The Canterbury Bulldogs will go into Friday's do-or-die semi-final against the Sydney Roosters with their full arsenal after forward Frank Pritchard was cleared at the National Rugby League judiciary.
The former Kiwis enforcer is free to take on the Roosters at Allianz Stadium on Friday after the judiciary took just 13 minutes to exonerate him of a grade one dangerous contact charge.
Pritchard was charged by the match review committee for an incident in which he was alleged to have kneed St George Illawarra playmaker Gareth Widdop in the back during Canterbury's 11-10 golden point win on Saturday.
However his defence counsel Nick Ghabar argued while he had made contact, it was with his lower leg and any clash of bodies was unavoidable.
"I'm very grateful for the hearing and it's good news," Pritchard said.
"So I can just move forward and focus on the game ahead.
"I just want to thank everyone that helped me today."
The verdict is a big win for Canterbury coach Des Hasler as his team get set to face a dominant Roosters outfit at Allianz Stadium on Friday night.
Pritchard has been in some of the best form of his career and his giant frame will be valuable against a strong Roosters pack.
Pritchard was cleared by the three-man judiciary panel of Bronson Harrison, Mal Cochrane and Sean Garlick, a result which guarantees him at least one more game in the NRL.
The 31-year-old has signed with English Super League side Hull FC next year and a guilty verdict and one-game suspension could have spelled the end of his time in the Australian competition.
Ghabar argued that the Bulldogs forward stepped on Widdop with his left foot and tripped over him while running at full speed.
He said that the "nature of the contact was innocuous".

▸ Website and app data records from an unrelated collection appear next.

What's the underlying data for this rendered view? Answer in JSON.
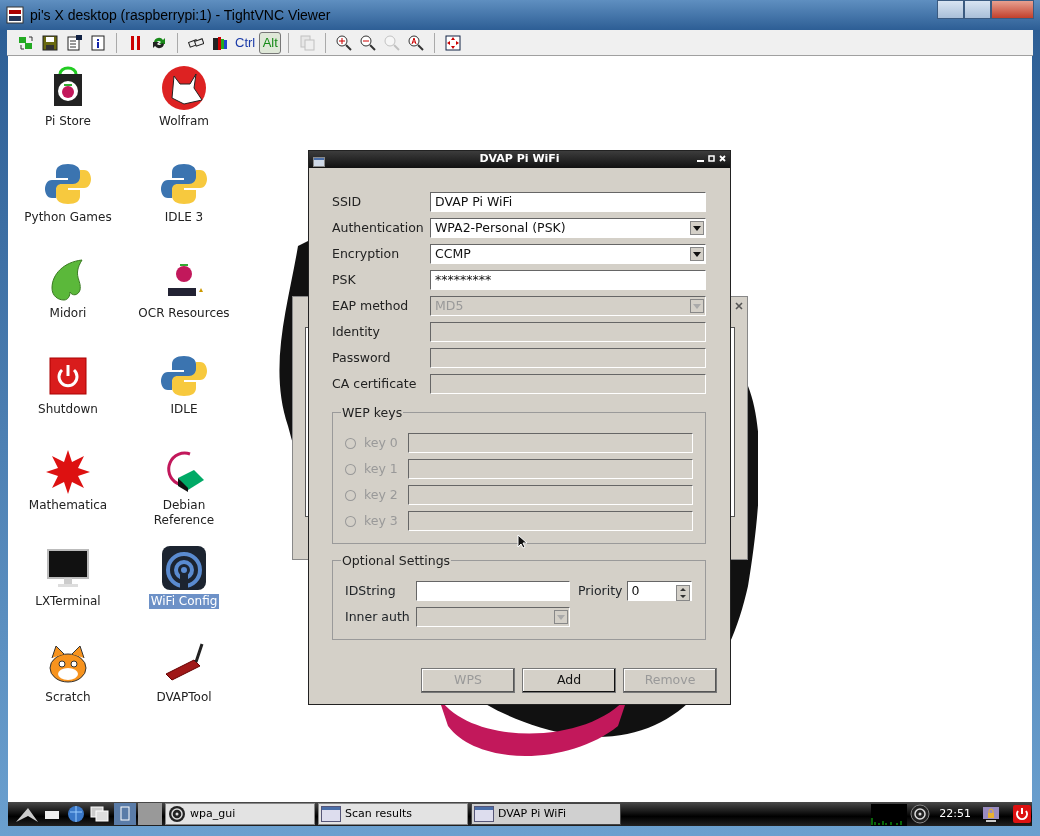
{
  "window": {
    "title": "pi's X desktop (raspberrypi:1) - TightVNC Viewer"
  },
  "toolbar": [
    {
      "kind": "icon",
      "pressed": false,
      "disabled": false
    },
    {
      "kind": "icon",
      "pressed": false,
      "disabled": false
    },
    {
      "kind": "icon",
      "pressed": false,
      "disabled": false
    },
    {
      "kind": "icon",
      "pressed": false,
      "disabled": false
    },
    {
      "kind": "separator"
    },
    {
      "kind": "icon",
      "pressed": false,
      "disabled": false
    },
    {
      "kind": "icon",
      "pressed": false,
      "disabled": false
    },
    {
      "kind": "separator"
    },
    {
      "kind": "icon",
      "pressed": false,
      "disabled": false
    },
    {
      "kind": "icon",
      "pressed": false,
      "disabled": false
    },
    {
      "kind": "text",
      "text": "Ctrl",
      "pressed": false,
      "disabled": false
    },
    {
      "kind": "text",
      "text": "Alt",
      "pressed": true,
      "disabled": false
    },
    {
      "kind": "separator"
    },
    {
      "kind": "icon",
      "pressed": false,
      "disabled": true
    },
    {
      "kind": "separator"
    },
    {
      "kind": "icon",
      "pressed": false,
      "disabled": false
    },
    {
      "kind": "icon",
      "pressed": false,
      "disabled": false
    },
    {
      "kind": "icon",
      "pressed": false,
      "disabled": true
    },
    {
      "kind": "icon",
      "pressed": false,
      "disabled": false
    },
    {
      "kind": "separator"
    },
    {
      "kind": "icon",
      "pressed": false,
      "disabled": false
    }
  ],
  "desktop_icons": [
    {
      "label": "Pi Store",
      "selected": false
    },
    {
      "label": "Wolfram",
      "selected": false
    },
    {
      "label": "Python Games",
      "selected": false
    },
    {
      "label": "IDLE 3",
      "selected": false
    },
    {
      "label": "Midori",
      "selected": false
    },
    {
      "label": "OCR Resources",
      "selected": false
    },
    {
      "label": "Shutdown",
      "selected": false
    },
    {
      "label": "IDLE",
      "selected": false
    },
    {
      "label": "Mathematica",
      "selected": false
    },
    {
      "label": "Debian Reference",
      "selected": false
    },
    {
      "label": "LXTerminal",
      "selected": false
    },
    {
      "label": "WiFi Config",
      "selected": true
    },
    {
      "label": "Scratch",
      "selected": false
    },
    {
      "label": "DVAPTool",
      "selected": false
    }
  ],
  "dialog": {
    "title": "DVAP Pi WiFi",
    "fields": [
      {
        "label": "SSID",
        "kind": "text",
        "value": "DVAP Pi WiFi",
        "disabled": false
      },
      {
        "label": "Authentication",
        "kind": "combo",
        "value": "WPA2-Personal (PSK)",
        "disabled": false
      },
      {
        "label": "Encryption",
        "kind": "combo",
        "value": "CCMP",
        "disabled": false
      },
      {
        "label": "PSK",
        "kind": "text",
        "value": "*********",
        "disabled": false
      },
      {
        "label": "EAP method",
        "kind": "combo",
        "value": "MD5",
        "disabled": true
      },
      {
        "label": "Identity",
        "kind": "text",
        "disabled": true
      },
      {
        "label": "Password",
        "kind": "text",
        "disabled": true
      },
      {
        "label": "CA certificate",
        "kind": "text",
        "disabled": true
      }
    ],
    "wep_keys": {
      "title": "WEP keys",
      "keys": [
        {
          "label": "key 0",
          "selected": false,
          "disabled": true
        },
        {
          "label": "key 1",
          "selected": false,
          "disabled": true
        },
        {
          "label": "key 2",
          "selected": false,
          "disabled": true
        },
        {
          "label": "key 3",
          "selected": false,
          "disabled": true
        }
      ]
    },
    "optional_settings": {
      "title": "Optional Settings",
      "idstring": {
        "label": "IDString"
      },
      "priority": {
        "label": "Priority",
        "value": "0"
      },
      "inner_auth": {
        "label": "Inner auth",
        "disabled": true
      }
    },
    "buttons": [
      {
        "label": "WPS",
        "disabled": true
      },
      {
        "label": "Add",
        "disabled": false
      },
      {
        "label": "Remove",
        "disabled": true
      }
    ]
  },
  "taskbar": {
    "tasks": [
      {
        "label": "wpa_gui",
        "selected": false
      },
      {
        "label": "Scan results",
        "selected": false
      },
      {
        "label": "DVAP Pi WiFi",
        "selected": true
      }
    ],
    "clock": "22:51"
  }
}
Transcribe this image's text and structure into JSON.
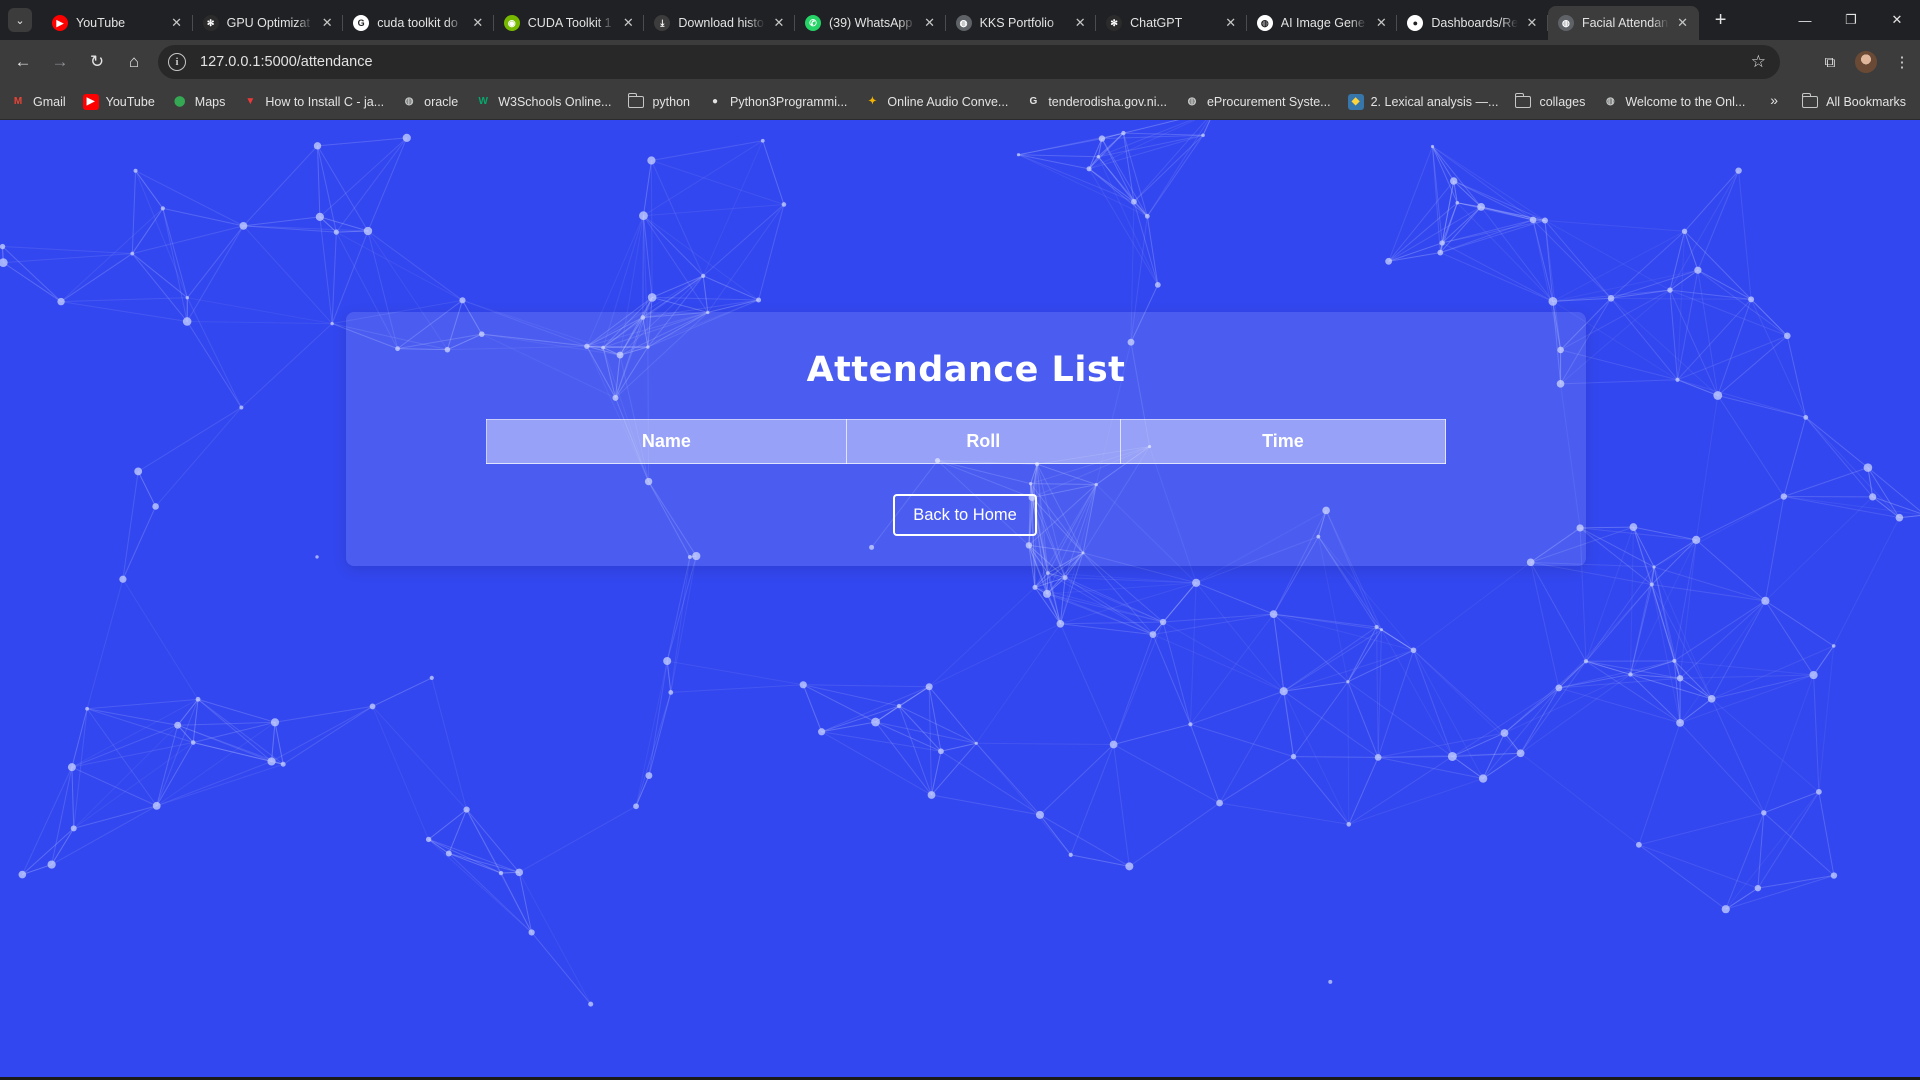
{
  "browser": {
    "tabs": [
      {
        "title": "YouTube",
        "icon": "youtube-icon",
        "color": "#ff0000"
      },
      {
        "title": "GPU Optimizat",
        "icon": "openai-icon",
        "color": "#2b2b2b"
      },
      {
        "title": "cuda toolkit do",
        "icon": "google-icon",
        "color": "#ffffff"
      },
      {
        "title": "CUDA Toolkit 1",
        "icon": "nvidia-icon",
        "color": "#76b900"
      },
      {
        "title": "Download histo",
        "icon": "download-icon",
        "color": "#3c3c3c"
      },
      {
        "title": "(39) WhatsApp",
        "icon": "whatsapp-icon",
        "color": "#25d366"
      },
      {
        "title": "KKS Portfolio",
        "icon": "globe-icon",
        "color": "#5f6368"
      },
      {
        "title": "ChatGPT",
        "icon": "openai-icon",
        "color": "#2b2b2b"
      },
      {
        "title": "AI Image Gene",
        "icon": "globe-icon",
        "color": "#ffffff"
      },
      {
        "title": "Dashboards/Re",
        "icon": "github-icon",
        "color": "#ffffff"
      },
      {
        "title": "Facial Attendan",
        "icon": "globe-icon",
        "color": "#5f6368",
        "active": true
      }
    ],
    "url": "127.0.0.1:5000/attendance",
    "bookmarks": [
      {
        "label": "Gmail",
        "icon": "gmail-icon"
      },
      {
        "label": "YouTube",
        "icon": "youtube-icon"
      },
      {
        "label": "Maps",
        "icon": "maps-icon"
      },
      {
        "label": "How to Install C - ja...",
        "icon": "vivaldi-icon"
      },
      {
        "label": "oracle",
        "icon": "globe-icon"
      },
      {
        "label": "W3Schools Online...",
        "icon": "w3schools-icon"
      },
      {
        "label": "python",
        "icon": "folder-icon"
      },
      {
        "label": "Python3Programmi...",
        "icon": "github-icon"
      },
      {
        "label": "Online Audio Conve...",
        "icon": "audio-converter-icon"
      },
      {
        "label": "tenderodisha.gov.ni...",
        "icon": "google-icon"
      },
      {
        "label": "eProcurement Syste...",
        "icon": "globe-icon"
      },
      {
        "label": "2. Lexical analysis —...",
        "icon": "python-icon"
      },
      {
        "label": "collages",
        "icon": "folder-icon"
      },
      {
        "label": "Welcome to the Onl...",
        "icon": "globe-icon"
      }
    ],
    "all_bookmarks": "All Bookmarks"
  },
  "page": {
    "title": "Attendance List",
    "table_headers": [
      "Name",
      "Roll",
      "Time"
    ],
    "rows": [],
    "back_button": "Back to Home",
    "background_color": "#3347f0"
  }
}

Pritchard told the hearing while he did make contact with Widdop's back, he connected with his lower leg or shin rather than his knee after successfully pulling out at the last moment.
Ghabar said Pritchard was running at full speed trying to retrieve the ball and had actually done well to avoid heavy contact with the knee.
When asked if contact could have been avoided, Pritchard said: "Not at all, not at full speed."
NRL counsel Peter McGrath unsuccessfully argued his case that despite Pritchard's best efforts, he still made careless contact.